Tuesday, February 4, 2014

Shake Off Your Stale Sales Pitch

We all learn them: Long pitch, short pitch, elevator speech, card-passing catch phrase...  They are useful; they help us stay on track when we're nervous, and help us cover all the high points in the face of distractions.  And sadly, they can be total killers of a relationship with a current of potential client. 

Everyone wants to buy, and no one wants to be sold.  As sales professionals, we are the least likely to tolerate being "pitched" anything.  So why do we do it as often as we do?  The pitch is a last resort, a checklist, and definitely NOT the relationship builder we need in this competitive market.  So what works? 

Have the client sell themselves.  It's easier than it sounds.  Everyone wants to talk about themselves, their successes, their challenges, and the "obstacles" they have to overcome.  There are a series of questions most clients will find attractive enough to answer, even when they are pressed for time.  In general, they involve asking about current successes, future goals, and challenges to be overcome. When your client answers, they're giving you all the information you need to tailor your offerings to their current situation, and to where they want to be headed. 

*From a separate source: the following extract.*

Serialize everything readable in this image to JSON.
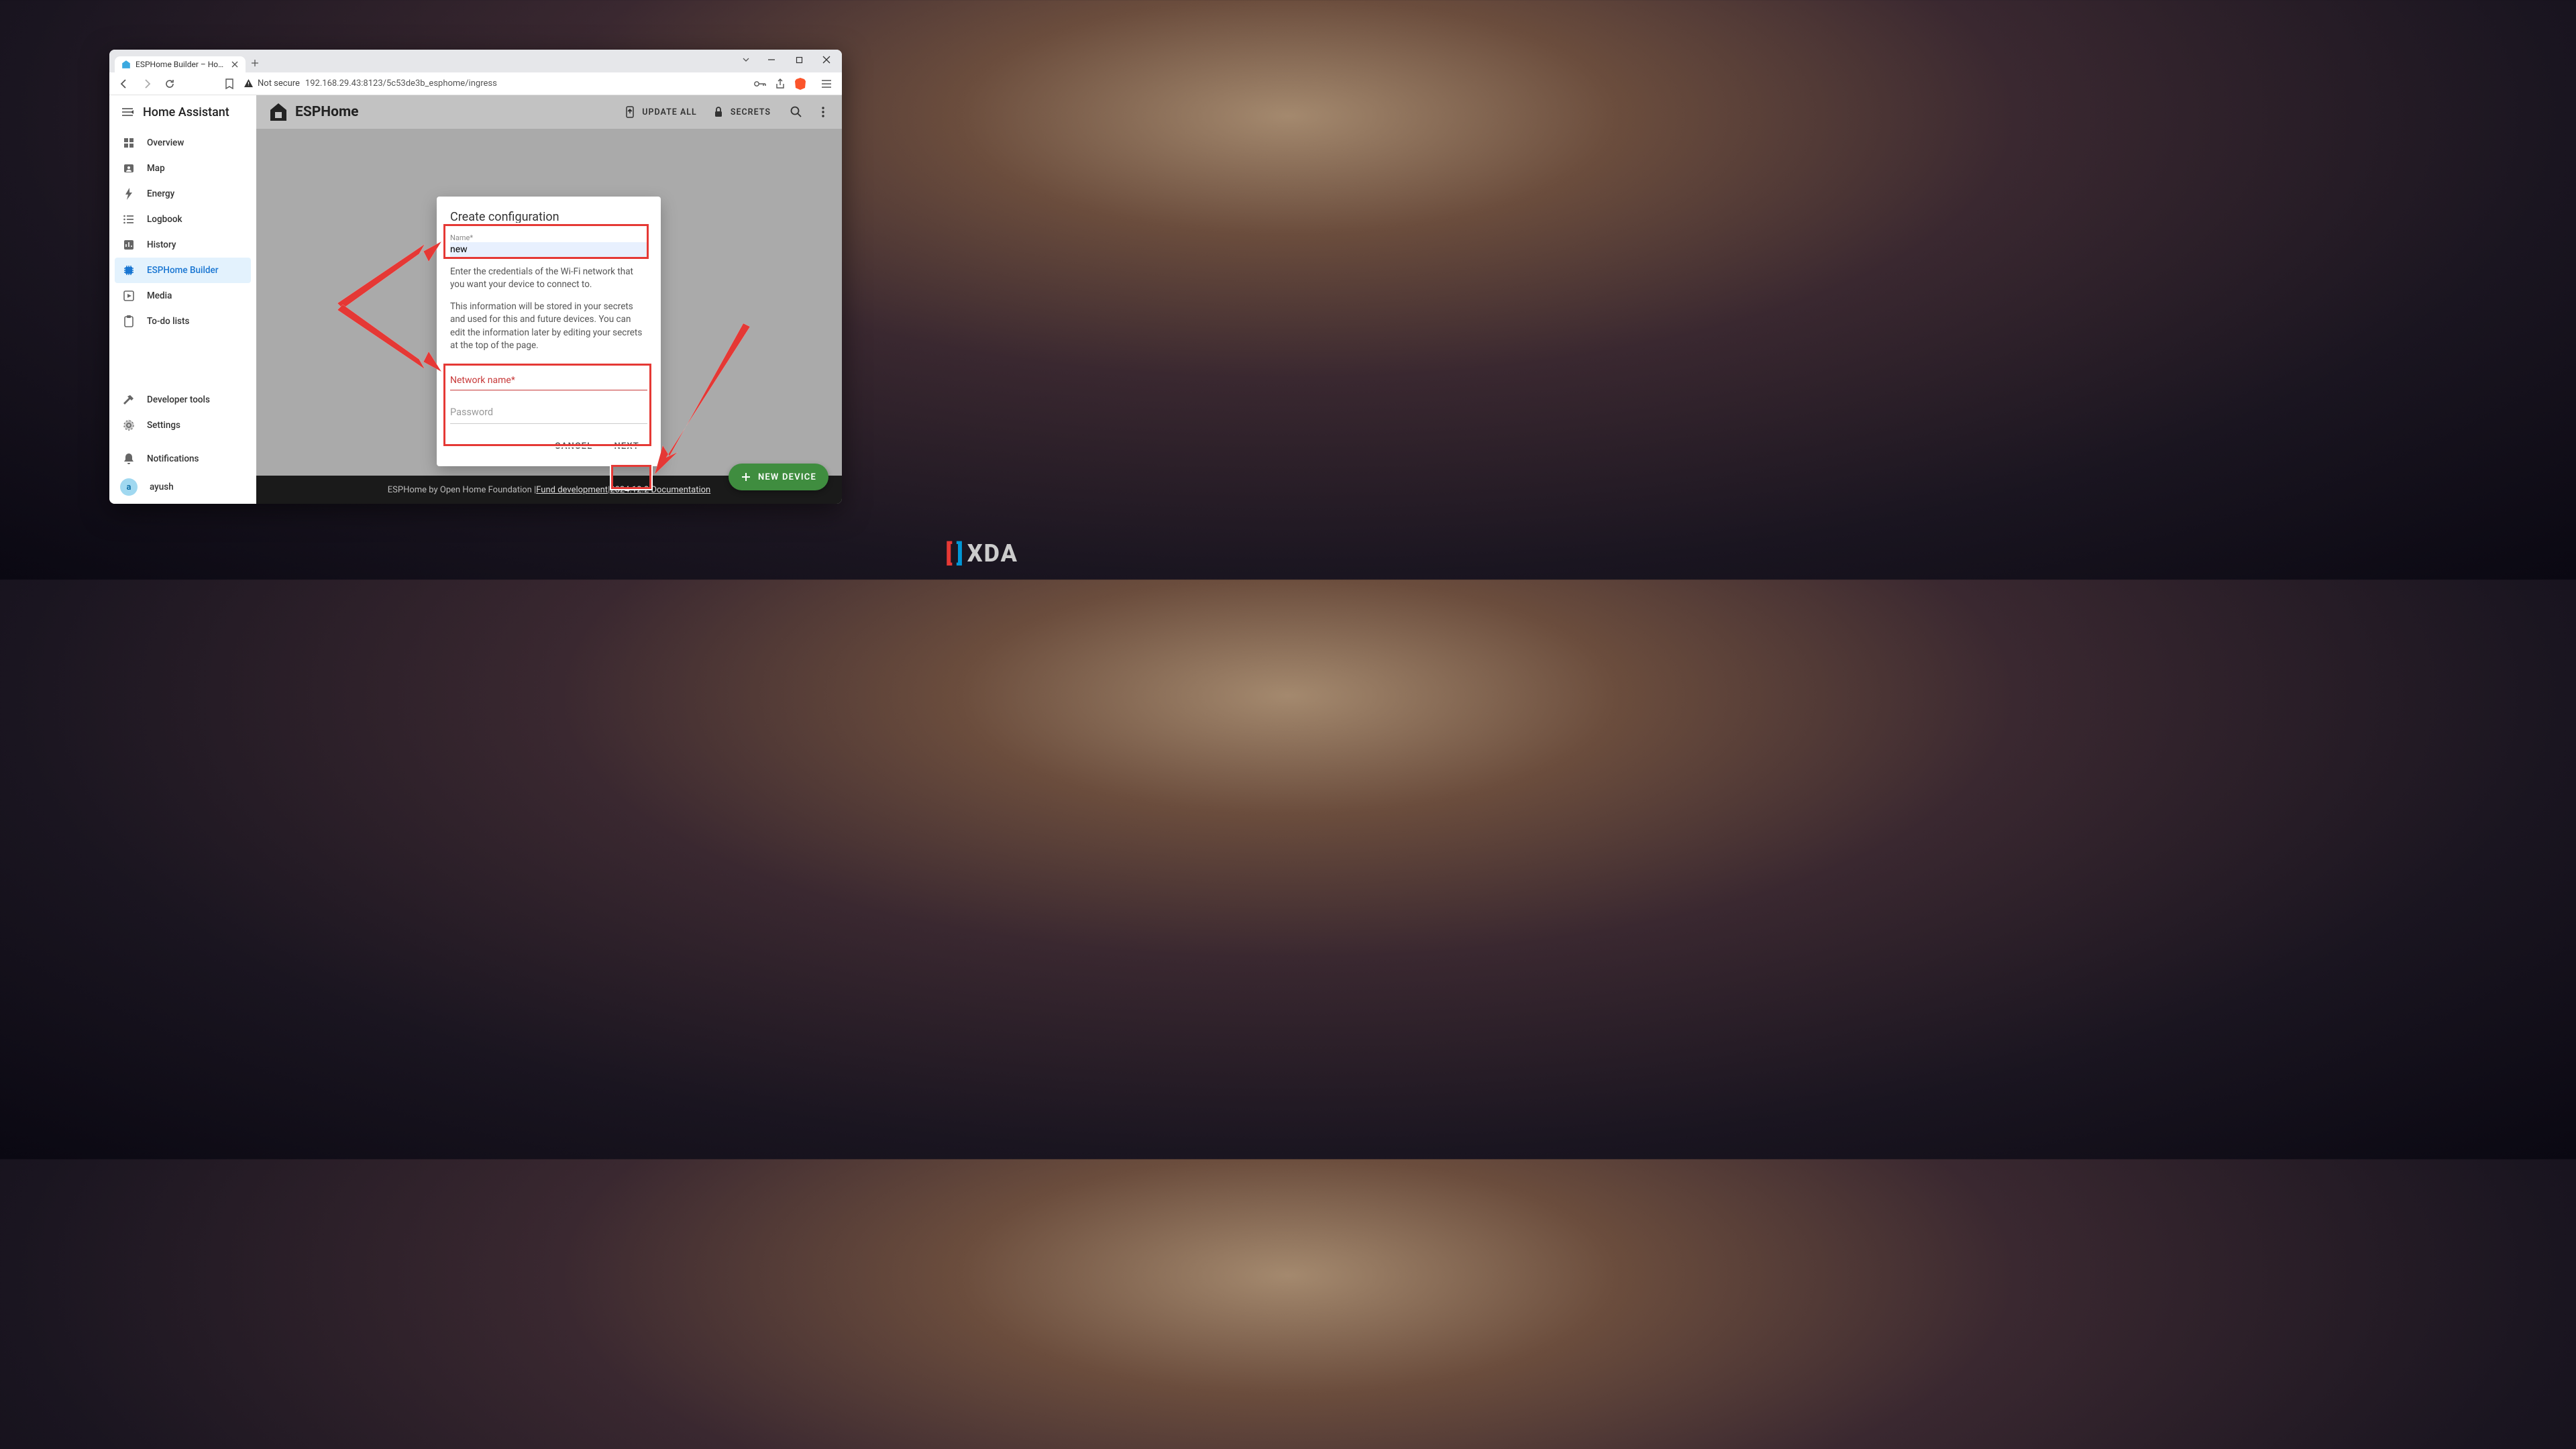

Ask targeted probing questions.  We have all sat through dozens of seminars telling us to use probing questions, but no one seems to talk about targeting them.  Read recent press releases, and ask questions based on the image the company is trying to present.  "What made you decide to expand into the Syracuse market?"  Notice their differential advantage, and ask how that focus is working out.  "Your free delivery is the only one in the industry.  Have you seen a change in your customer retention?"  It doesn't matter whether these facts are related to your product or service - it matters that the client understand you are interested in the overall health and productivity of his business.  These questions make you an ally, not a salesman.  Now you're entering the "trusted advisor" stage of the relationship, and that's where you want to be.

Separate features from benefits.  When we deliver a feature and follow it up with a benefit, we can easily fall into a pitch.  When we start with a benefit, "Our customers hire us so they don't have to be experts in small business banking," it's easier to stay client focused.  "How much time do you want your people to spend managing your banking needs?"  Listen to the answer.  The client will tell you where he wants his staff focusing their attention.  Now incorporate those answers into a targeted outline of the features your product/service offers.  "Introducing a new product line in your company is what you excel at.  We would be happy to manage your payroll and credit card processing for you.  We'll save you time, money, and most important, take away that distraction from what you're in business to do."

Keep business and executive profile notes.  This is a must for prospective and new clients, as well as a great way to focus your meetings for existing ones.  If you have existing customers who aren't giving you enough of their business, it's time to make an appointment to "update their business profile."  What is the company's current focus?  What are they moving away from?  What do they see as their biggest strength?  Who are their primary and secondary competition?  Who are the key players, and what is their contact information?  Does their business run deadline-driven cycles?  What are those deadlines or cycles?  When is the most convenient time to contact the decision makers?  Point out that you want to be a resource to their company, and ask what else you should know to make that happen.  Don't sell in these conversations.  Let the customer come to you.  These questions encourage the most honest and creative statements on the part of the customer, and listening is what you need to do.  As you stand up to leave, offer to make a separate appointment to present solutions to their needs.  "I'd like to consider what you've told me and tailor some materials for you to address (this need)."  Your customer will ask you to stay if they have time, and make an appointment to learn more if they don't.